Exactly as written, output each of the entries below.

EXERCISE DATA:
Content starts

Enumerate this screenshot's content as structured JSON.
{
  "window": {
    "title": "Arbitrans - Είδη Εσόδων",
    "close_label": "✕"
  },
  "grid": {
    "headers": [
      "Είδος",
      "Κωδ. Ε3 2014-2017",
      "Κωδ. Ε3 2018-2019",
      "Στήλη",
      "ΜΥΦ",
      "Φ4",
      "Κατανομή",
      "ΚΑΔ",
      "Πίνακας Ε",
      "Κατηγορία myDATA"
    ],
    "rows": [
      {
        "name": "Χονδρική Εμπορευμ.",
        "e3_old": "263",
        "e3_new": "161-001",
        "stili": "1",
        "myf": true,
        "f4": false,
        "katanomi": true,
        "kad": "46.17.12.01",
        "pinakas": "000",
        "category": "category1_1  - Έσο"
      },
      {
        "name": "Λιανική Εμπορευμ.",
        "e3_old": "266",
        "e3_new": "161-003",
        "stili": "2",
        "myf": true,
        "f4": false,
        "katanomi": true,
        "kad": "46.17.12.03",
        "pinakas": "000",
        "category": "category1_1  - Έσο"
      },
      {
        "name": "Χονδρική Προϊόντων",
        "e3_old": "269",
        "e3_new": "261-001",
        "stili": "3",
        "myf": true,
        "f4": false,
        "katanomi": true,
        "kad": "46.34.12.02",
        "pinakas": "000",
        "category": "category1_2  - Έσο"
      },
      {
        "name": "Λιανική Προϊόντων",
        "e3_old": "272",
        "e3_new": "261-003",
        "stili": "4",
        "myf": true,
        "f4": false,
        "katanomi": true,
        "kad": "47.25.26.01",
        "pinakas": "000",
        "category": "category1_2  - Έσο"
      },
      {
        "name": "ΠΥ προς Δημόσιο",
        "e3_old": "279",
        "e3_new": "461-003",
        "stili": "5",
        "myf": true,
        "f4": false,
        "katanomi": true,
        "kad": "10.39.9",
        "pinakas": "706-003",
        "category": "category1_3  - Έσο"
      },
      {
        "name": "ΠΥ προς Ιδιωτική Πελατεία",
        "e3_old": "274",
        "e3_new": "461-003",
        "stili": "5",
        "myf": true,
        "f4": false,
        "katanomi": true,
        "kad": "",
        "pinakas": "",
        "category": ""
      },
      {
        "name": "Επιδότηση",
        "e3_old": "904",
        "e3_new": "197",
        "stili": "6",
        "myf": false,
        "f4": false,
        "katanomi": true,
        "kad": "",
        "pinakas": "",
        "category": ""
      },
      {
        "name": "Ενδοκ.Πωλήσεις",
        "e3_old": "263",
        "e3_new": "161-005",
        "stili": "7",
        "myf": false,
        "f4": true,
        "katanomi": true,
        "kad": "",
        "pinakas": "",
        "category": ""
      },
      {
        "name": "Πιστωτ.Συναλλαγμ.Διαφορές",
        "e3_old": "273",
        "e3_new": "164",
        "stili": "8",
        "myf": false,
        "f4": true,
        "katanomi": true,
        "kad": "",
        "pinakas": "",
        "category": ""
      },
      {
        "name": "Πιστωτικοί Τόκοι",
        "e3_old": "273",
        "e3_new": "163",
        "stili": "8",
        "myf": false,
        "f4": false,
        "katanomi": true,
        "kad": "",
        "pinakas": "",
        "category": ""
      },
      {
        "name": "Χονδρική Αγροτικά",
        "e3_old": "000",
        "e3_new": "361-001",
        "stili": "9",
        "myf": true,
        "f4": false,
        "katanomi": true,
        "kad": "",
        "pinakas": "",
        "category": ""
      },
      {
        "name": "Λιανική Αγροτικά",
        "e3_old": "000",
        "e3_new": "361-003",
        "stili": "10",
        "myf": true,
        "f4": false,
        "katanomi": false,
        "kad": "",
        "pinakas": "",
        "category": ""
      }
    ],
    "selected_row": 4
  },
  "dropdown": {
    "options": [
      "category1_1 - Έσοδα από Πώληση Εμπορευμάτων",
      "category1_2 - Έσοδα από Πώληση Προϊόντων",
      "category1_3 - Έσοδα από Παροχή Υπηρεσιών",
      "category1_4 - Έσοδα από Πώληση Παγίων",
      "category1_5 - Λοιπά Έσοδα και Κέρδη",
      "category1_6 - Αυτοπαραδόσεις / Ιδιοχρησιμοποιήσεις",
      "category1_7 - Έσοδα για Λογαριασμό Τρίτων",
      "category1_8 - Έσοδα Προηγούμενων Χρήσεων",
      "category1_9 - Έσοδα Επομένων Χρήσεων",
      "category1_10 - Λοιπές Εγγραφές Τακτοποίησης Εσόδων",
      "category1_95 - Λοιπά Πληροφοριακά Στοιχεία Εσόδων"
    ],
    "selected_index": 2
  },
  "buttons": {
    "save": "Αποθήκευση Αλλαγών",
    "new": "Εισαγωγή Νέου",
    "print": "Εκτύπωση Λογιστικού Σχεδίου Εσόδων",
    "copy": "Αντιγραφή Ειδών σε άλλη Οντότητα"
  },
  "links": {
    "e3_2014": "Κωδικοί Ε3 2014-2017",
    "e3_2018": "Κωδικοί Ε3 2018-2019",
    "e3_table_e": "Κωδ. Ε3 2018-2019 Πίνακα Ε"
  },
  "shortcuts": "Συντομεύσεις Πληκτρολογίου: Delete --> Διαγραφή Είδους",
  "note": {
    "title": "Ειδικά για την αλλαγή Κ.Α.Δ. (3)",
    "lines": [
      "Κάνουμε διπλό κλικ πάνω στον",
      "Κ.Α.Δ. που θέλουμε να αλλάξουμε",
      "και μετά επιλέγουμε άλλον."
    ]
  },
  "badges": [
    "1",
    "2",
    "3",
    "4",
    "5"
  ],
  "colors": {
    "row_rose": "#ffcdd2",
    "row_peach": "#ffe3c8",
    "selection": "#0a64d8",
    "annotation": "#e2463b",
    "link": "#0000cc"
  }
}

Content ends

ANSWER BOX:
Enumerate this screenshot's content as structured JSON.
{
  "window": {
    "title": "Arbitrans - Είδη Εσόδων",
    "close_label": "✕"
  },
  "grid": {
    "headers": [
      "Είδος",
      "Κωδ. Ε3 2014-2017",
      "Κωδ. Ε3 2018-2019",
      "Στήλη",
      "ΜΥΦ",
      "Φ4",
      "Κατανομή",
      "ΚΑΔ",
      "Πίνακας Ε",
      "Κατηγορία myDATA"
    ],
    "rows": [
      {
        "name": "Χονδρική Εμπορευμ.",
        "e3_old": "263",
        "e3_new": "161-001",
        "stili": "1",
        "myf": true,
        "f4": false,
        "katanomi": true,
        "kad": "46.17.12.01",
        "pinakas": "000",
        "category": "category1_1  - Έσο"
      },
      {
        "name": "Λιανική Εμπορευμ.",
        "e3_old": "266",
        "e3_new": "161-003",
        "stili": "2",
        "myf": true,
        "f4": false,
        "katanomi": true,
        "kad": "46.17.12.03",
        "pinakas": "000",
        "category": "category1_1  - Έσο"
      },
      {
        "name": "Χονδρική Προϊόντων",
        "e3_old": "269",
        "e3_new": "261-001",
        "stili": "3",
        "myf": true,
        "f4": false,
        "katanomi": true,
        "kad": "46.34.12.02",
        "pinakas": "000",
        "category": "category1_2  - Έσο"
      },
      {
        "name": "Λιανική Προϊόντων",
        "e3_old": "272",
        "e3_new": "261-003",
        "stili": "4",
        "myf": true,
        "f4": false,
        "katanomi": true,
        "kad": "47.25.26.01",
        "pinakas": "000",
        "category": "category1_2  - Έσο"
      },
      {
        "name": "ΠΥ προς Δημόσιο",
        "e3_old": "279",
        "e3_new": "461-003",
        "stili": "5",
        "myf": true,
        "f4": false,
        "katanomi": true,
        "kad": "10.39.9",
        "pinakas": "706-003",
        "category": "category1_3  - Έσο"
      },
      {
        "name": "ΠΥ προς Ιδιωτική Πελατεία",
        "e3_old": "274",
        "e3_new": "461-003",
        "stili": "5",
        "myf": true,
        "f4": false,
        "katanomi": true,
        "kad": "",
        "pinakas": "",
        "category": ""
      },
      {
        "name": "Επιδότηση",
        "e3_old": "904",
        "e3_new": "197",
        "stili": "6",
        "myf": false,
        "f4": false,
        "katanomi": true,
        "kad": "",
        "pinakas": "",
        "category": ""
      },
      {
        "name": "Ενδοκ.Πωλήσεις",
        "e3_old": "263",
        "e3_new": "161-005",
        "stili": "7",
        "myf": false,
        "f4": true,
        "katanomi": true,
        "kad": "",
        "pinakas": "",
        "category": ""
      },
      {
        "name": "Πιστωτ.Συναλλαγμ.Διαφορές",
        "e3_old": "273",
        "e3_new": "164",
        "stili": "8",
        "myf": false,
        "f4": true,
        "katanomi": true,
        "kad": "",
        "pinakas": "",
        "category": ""
      },
      {
        "name": "Πιστωτικοί Τόκοι",
        "e3_old": "273",
        "e3_new": "163",
        "stili": "8",
        "myf": false,
        "f4": false,
        "katanomi": true,
        "kad": "",
        "pinakas": "",
        "category": ""
      },
      {
        "name": "Χονδρική Αγροτικά",
        "e3_old": "000",
        "e3_new": "361-001",
        "stili": "9",
        "myf": true,
        "f4": false,
        "katanomi": true,
        "kad": "",
        "pinakas": "",
        "category": ""
      },
      {
        "name": "Λιανική Αγροτικά",
        "e3_old": "000",
        "e3_new": "361-003",
        "stili": "10",
        "myf": true,
        "f4": false,
        "katanomi": false,
        "kad": "",
        "pinakas": "",
        "category": ""
      }
    ],
    "selected_row": 4
  },
  "dropdown": {
    "options": [
      "category1_1 - Έσοδα από Πώληση Εμπορευμάτων",
      "category1_2 - Έσοδα από Πώληση Προϊόντων",
      "category1_3 - Έσοδα από Παροχή Υπηρεσιών",
      "category1_4 - Έσοδα από Πώληση Παγίων",
      "category1_5 - Λοιπά Έσοδα και Κέρδη",
      "category1_6 - Αυτοπαραδόσεις / Ιδιοχρησιμοποιήσεις",
      "category1_7 - Έσοδα για Λογαριασμό Τρίτων",
      "category1_8 - Έσοδα Προηγούμενων Χρήσεων",
      "category1_9 - Έσοδα Επομένων Χρήσεων",
      "category1_10 - Λοιπές Εγγραφές Τακτοποίησης Εσόδων",
      "category1_95 - Λοιπά Πληροφοριακά Στοιχεία Εσόδων"
    ],
    "selected_index": 2
  },
  "buttons": {
    "save": "Αποθήκευση Αλλαγών",
    "new": "Εισαγωγή Νέου",
    "print": "Εκτύπωση Λογιστικού Σχεδίου Εσόδων",
    "copy": "Αντιγραφή Ειδών σε άλλη Οντότητα"
  },
  "links": {
    "e3_2014": "Κωδικοί Ε3 2014-2017",
    "e3_2018": "Κωδικοί Ε3 2018-2019",
    "e3_table_e": "Κωδ. Ε3 2018-2019 Πίνακα Ε"
  },
  "shortcuts": "Συντομεύσεις Πληκτρολογίου: Delete --> Διαγραφή Είδους",
  "note": {
    "title": "Ειδικά για την αλλαγή Κ.Α.Δ. (3)",
    "lines": [
      "Κάνουμε διπλό κλικ πάνω στον",
      "Κ.Α.Δ. που θέλουμε να αλλάξουμε",
      "και μετά επιλέγουμε άλλον."
    ]
  },
  "badges": [
    "1",
    "2",
    "3",
    "4",
    "5"
  ],
  "colors": {
    "row_rose": "#ffcdd2",
    "row_peach": "#ffe3c8",
    "selection": "#0a64d8",
    "annotation": "#e2463b",
    "link": "#0000cc"
  }
}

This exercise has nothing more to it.